|Assad said a government which killed it own people would have to be “led by a crazy person” [Reuters]|
Syrian President Bashar al-Assad has denied that he ordered the deadly crackdown on the country’s almost nine-month uprising, saying that he is not in charge of the country’s security forces blamed for the deaths of thousands of people.
In an interview aired on Wednesday by the US broadcaster ABC, Assad said he had not given security forces a command “to kill or be brutal”.
“They’re not my forces,” Assad responded when asked if Syrian troops had cracked down too hard on protesters.
“They are military forces [who] belong to the government. I don’t own them. I’m president. I don’t own the country. No government in the world kills its people, unless it is led by a crazy person.”
However, in his role as president, Assad is officially the commander of Syria’s armed forces, which have reportedly used tanks, heavy weaponry, plain-clothed armed groups, and snipers to besiege dissidents in residential areas across the country.
After the interview aired, Jihad Makdissi, a Syrian foreign ministry spokesman, said that Assad wanted to make the point that the army was not his personal “militia”.
The United Nations estimates that more than 4,000 people have died in Syria since March as a consequence of the uprising and the subsequent crackdown.
As a result of the brutality, up to 25,000 members of Syria’s security forces are estimated to have defected to the opposition and have taken up arms to protect civilians from the crackdown.
Tens of thousands of protesters and dissenters have been imprisoned by Syrian authorities since the uprising began in March, according to rights groups.
But Assad insisted he still had the support of the Syrian people and downplayed the violence against civilians by blaming it on “mistakes committed by some officials”.
Assad’s government blames “foreign plotters” for being behind the nationwide unrest.
Assad claimed that most of the people who have died in the unrest so far were his own supporters and troops, killed by what his government calls “armed thugs”.
He asserted that “the majority [of Syrians] are not against” him.
“The only thing that you could be afraid of as president,” he said, “is to lose the support of your people.”
Regarding the charges that he is acting like a dictator, Assad said: “We never said we are a democratic country […] It takes a long time, it takes a lot of maturity to be full fledge democratic country, but we are moving [in] that direction.”
Al Jazeera’s Rula Amin, reporting from Beirut in neighbouring Lebanon, said: “[Assad] insists he is confronting not peaceful protesters, but foreign plotters who want to destroy Syria and undermine it.”
“It is not surprising that he is saying that, but that he’s saying it after almost nine months of continued, unstoppable protests,” she said.
“Despite the brutal crackdown that the government has used, the wave of protests has not stopped.”
The United Nations recently released a report blaming the Syrian government for ordering crimes against humanity in its bid to crush the protest movement.

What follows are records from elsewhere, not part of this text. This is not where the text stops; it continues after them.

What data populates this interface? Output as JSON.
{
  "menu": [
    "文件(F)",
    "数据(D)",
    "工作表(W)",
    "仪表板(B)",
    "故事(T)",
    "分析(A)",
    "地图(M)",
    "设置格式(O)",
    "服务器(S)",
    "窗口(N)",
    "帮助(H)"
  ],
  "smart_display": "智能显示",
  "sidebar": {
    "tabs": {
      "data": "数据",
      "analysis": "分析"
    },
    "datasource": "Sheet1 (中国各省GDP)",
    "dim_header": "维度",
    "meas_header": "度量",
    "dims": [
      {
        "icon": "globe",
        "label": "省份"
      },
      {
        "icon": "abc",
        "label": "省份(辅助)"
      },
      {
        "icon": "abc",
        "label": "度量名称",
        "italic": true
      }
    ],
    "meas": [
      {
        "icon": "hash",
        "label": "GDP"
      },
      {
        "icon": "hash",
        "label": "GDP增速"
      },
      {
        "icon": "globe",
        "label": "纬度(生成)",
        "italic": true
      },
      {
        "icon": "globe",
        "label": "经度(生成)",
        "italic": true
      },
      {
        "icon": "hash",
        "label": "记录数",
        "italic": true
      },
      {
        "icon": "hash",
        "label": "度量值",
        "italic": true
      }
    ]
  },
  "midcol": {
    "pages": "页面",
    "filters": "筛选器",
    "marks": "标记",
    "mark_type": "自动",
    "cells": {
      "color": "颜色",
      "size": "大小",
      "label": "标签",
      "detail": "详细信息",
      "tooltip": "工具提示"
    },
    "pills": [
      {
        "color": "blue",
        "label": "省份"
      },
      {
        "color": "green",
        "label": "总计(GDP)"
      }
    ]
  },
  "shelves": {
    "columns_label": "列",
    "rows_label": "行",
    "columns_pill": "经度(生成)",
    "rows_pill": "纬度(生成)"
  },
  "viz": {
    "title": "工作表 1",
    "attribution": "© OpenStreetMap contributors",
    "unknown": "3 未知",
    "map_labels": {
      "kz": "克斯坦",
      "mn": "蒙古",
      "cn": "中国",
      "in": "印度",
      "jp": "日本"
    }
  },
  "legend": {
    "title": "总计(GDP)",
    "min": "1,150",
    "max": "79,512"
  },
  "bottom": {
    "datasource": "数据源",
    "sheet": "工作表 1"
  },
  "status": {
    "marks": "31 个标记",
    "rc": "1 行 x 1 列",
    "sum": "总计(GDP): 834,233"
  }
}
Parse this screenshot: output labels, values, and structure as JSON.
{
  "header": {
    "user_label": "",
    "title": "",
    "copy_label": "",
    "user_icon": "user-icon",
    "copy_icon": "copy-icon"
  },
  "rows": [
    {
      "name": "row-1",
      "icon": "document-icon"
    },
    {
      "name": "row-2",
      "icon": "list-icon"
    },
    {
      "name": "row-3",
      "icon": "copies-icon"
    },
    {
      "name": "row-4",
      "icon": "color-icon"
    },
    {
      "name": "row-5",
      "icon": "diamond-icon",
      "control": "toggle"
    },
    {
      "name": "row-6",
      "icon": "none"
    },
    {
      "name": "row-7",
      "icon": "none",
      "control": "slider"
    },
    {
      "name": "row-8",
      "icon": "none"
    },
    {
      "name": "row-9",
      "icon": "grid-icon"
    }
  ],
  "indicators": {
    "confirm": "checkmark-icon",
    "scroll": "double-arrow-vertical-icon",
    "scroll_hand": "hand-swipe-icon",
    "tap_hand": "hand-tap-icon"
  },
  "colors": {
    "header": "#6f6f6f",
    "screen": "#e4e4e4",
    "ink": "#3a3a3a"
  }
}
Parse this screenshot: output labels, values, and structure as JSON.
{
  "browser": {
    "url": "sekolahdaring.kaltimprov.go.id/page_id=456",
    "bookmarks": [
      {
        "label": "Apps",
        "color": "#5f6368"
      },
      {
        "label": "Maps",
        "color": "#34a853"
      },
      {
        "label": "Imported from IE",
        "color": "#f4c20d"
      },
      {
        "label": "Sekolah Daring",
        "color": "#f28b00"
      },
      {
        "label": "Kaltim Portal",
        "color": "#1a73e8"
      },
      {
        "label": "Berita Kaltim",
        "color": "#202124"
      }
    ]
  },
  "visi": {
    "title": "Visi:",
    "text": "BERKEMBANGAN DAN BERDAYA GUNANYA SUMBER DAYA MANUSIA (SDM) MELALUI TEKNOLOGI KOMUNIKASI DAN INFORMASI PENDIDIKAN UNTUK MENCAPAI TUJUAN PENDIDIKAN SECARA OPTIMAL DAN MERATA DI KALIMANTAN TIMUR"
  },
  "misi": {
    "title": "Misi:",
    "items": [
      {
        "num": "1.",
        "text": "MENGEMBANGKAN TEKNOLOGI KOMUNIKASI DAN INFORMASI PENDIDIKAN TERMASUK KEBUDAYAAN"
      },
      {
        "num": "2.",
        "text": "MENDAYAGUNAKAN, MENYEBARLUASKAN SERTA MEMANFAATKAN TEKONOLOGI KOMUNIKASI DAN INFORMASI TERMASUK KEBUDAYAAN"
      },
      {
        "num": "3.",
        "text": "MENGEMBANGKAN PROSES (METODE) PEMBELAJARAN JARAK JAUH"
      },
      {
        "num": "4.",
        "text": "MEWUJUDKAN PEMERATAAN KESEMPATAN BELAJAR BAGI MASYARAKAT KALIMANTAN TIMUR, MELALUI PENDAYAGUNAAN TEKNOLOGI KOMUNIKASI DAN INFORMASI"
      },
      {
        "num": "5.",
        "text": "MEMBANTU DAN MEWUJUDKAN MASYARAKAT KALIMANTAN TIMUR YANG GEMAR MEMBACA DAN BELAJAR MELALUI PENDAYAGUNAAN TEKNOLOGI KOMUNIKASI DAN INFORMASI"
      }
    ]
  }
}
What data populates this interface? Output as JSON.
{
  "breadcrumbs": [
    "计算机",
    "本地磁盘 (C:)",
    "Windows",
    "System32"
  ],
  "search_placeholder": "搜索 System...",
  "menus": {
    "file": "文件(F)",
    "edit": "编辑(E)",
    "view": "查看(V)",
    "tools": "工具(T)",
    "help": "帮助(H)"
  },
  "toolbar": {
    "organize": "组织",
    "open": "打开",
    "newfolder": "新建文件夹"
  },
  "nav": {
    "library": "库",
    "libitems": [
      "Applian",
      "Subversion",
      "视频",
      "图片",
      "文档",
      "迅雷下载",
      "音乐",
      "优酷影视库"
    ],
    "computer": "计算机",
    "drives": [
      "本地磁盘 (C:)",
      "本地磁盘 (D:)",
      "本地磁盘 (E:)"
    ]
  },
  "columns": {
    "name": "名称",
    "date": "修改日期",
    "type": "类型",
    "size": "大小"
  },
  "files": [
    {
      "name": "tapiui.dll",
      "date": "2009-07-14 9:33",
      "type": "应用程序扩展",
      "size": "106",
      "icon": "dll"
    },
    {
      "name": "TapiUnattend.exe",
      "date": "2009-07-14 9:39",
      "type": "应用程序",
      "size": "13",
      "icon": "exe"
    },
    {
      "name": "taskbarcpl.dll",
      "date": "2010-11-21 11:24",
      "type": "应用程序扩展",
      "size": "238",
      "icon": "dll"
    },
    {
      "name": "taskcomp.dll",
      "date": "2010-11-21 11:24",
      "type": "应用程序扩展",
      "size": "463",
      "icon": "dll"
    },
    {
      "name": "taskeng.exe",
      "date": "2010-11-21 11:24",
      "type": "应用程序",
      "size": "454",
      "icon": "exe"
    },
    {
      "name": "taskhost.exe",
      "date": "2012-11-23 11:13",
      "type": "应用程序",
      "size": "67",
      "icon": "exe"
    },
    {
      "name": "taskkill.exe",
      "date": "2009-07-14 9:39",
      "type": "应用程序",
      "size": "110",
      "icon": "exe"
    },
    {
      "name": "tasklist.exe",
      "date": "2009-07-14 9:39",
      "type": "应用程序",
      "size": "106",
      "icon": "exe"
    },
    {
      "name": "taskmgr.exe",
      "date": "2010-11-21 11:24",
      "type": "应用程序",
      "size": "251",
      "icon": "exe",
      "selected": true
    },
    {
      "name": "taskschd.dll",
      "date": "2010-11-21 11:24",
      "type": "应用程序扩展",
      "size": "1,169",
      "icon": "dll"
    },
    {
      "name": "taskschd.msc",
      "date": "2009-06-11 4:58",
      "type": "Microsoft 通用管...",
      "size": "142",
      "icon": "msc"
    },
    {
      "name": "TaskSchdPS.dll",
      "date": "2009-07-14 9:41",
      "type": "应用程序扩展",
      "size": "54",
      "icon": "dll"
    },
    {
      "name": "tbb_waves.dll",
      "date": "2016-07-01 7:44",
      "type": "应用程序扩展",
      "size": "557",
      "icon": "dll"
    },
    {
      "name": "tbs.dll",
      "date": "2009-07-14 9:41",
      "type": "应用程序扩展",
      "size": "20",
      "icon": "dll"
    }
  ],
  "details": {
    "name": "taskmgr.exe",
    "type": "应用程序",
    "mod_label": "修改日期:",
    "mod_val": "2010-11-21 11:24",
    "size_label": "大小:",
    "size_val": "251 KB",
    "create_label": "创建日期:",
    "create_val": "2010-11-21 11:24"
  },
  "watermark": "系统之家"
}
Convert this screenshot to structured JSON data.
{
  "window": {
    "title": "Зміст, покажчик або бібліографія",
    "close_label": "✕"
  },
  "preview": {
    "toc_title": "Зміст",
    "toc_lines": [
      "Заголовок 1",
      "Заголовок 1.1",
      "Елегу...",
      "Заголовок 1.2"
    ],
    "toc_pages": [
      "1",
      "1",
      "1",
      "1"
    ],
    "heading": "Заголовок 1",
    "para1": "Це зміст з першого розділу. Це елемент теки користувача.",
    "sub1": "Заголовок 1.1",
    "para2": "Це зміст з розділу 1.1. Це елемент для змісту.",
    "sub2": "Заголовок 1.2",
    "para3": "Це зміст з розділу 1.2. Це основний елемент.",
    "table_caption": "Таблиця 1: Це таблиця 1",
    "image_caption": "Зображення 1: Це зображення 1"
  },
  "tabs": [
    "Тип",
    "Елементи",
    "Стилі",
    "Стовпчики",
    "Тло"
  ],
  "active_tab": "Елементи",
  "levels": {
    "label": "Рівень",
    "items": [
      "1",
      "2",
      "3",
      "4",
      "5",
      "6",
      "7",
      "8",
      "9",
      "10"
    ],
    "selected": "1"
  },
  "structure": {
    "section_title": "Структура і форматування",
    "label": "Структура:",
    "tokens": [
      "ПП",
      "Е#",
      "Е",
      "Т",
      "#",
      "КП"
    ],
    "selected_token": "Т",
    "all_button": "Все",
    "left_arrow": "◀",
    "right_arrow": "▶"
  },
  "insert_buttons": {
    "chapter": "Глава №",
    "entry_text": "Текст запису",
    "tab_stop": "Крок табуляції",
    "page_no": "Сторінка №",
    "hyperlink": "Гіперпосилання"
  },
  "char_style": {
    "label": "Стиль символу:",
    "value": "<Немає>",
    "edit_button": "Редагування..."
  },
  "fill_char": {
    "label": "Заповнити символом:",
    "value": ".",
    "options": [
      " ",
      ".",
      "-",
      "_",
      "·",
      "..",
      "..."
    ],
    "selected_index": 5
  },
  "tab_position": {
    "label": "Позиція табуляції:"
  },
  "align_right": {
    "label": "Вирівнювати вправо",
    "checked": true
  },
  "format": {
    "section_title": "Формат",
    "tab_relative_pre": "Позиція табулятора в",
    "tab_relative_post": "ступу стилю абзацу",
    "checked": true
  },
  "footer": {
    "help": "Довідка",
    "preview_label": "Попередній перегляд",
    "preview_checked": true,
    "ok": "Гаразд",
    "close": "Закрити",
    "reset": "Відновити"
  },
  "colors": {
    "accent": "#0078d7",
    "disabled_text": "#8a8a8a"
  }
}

When asked about the allegations of rampant violence and torture of protesters, including children, by Syrian authorities, Assad replied: “Who said the United Nations is a credible institution?”
“I did my best to protect the people so you cannot feel guilty when you do your best. You feel sorry for the life that has been lost but you don’t feel guilty when you don’t kill people,” he said.
Confronted by his interviewer on allegations of children being tortured, Assad said: “To be frank with you, Barbara, you don’t live here.
“Every ‘brute reaction’ was by an individual, not by an institution, that’s what you have to know,” Assad said.
“There is a difference between having a policy to crack down and between having some mistakes committed by some officials. There is a big difference.”
Responding to the interview, Mark Toner, US state department spokesman, said Assad was trying to escape responsibility for the crackdown.
“I find it ludicrous that he is attempting to hide behind some sort of shell game but also some sort of claim that he doesn’t exercise authority in his own country,” Toner said.
Assad has responded to protests with promises of political reform and greater freedoms in Syria, but many activists doubt that they will bring real change as the government continues its crackdown.
“The government did take certain measures for reform. They have lifted emergency law and are going to have local elections in the coming days,” our correspondent said from Beirut.
“But for protesters on the ground, it is not enough. They want real change, they want democracy, the rule of law, they want more freedoms, no more corruption and they don’t want Mr Assad to rule over them any more.”